PROMPT:
Each entry must be returned exactly. None may be omitted.

RECORD SET:
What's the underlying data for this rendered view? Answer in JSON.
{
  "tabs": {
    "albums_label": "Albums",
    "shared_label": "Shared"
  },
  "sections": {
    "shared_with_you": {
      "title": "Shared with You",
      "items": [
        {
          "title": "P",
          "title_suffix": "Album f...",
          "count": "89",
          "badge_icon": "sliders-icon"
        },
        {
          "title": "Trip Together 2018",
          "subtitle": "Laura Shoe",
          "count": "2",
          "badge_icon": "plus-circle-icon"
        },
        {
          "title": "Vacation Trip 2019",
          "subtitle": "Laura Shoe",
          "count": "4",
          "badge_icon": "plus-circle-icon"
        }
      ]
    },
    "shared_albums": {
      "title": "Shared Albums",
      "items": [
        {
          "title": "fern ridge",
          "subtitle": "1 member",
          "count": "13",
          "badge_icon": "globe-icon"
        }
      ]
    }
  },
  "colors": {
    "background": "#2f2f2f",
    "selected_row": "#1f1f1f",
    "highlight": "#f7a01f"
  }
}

RESPONSE FOR THIS EXERCISE:
What's the underlying data for this rendered view? Answer in JSON.
{
  "tabs": {
    "albums_label": "Albums",
    "shared_label": "Shared"
  },
  "sections": {
    "shared_with_you": {
      "title": "Shared with You",
      "items": [
        {
          "title": "P",
          "title_suffix": "Album f...",
          "count": "89",
          "badge_icon": "sliders-icon"
        },
        {
          "title": "Trip Together 2018",
          "subtitle": "Laura Shoe",
          "count": "2",
          "badge_icon": "plus-circle-icon"
        },
        {
          "title": "Vacation Trip 2019",
          "subtitle": "Laura Shoe",
          "count": "4",
          "badge_icon": "plus-circle-icon"
        }
      ]
    },
    "shared_albums": {
      "title": "Shared Albums",
      "items": [
        {
          "title": "fern ridge",
          "subtitle": "1 member",
          "count": "13",
          "badge_icon": "globe-icon"
        }
      ]
    }
  },
  "colors": {
    "background": "#2f2f2f",
    "selected_row": "#1f1f1f",
    "highlight": "#f7a01f"
  }
}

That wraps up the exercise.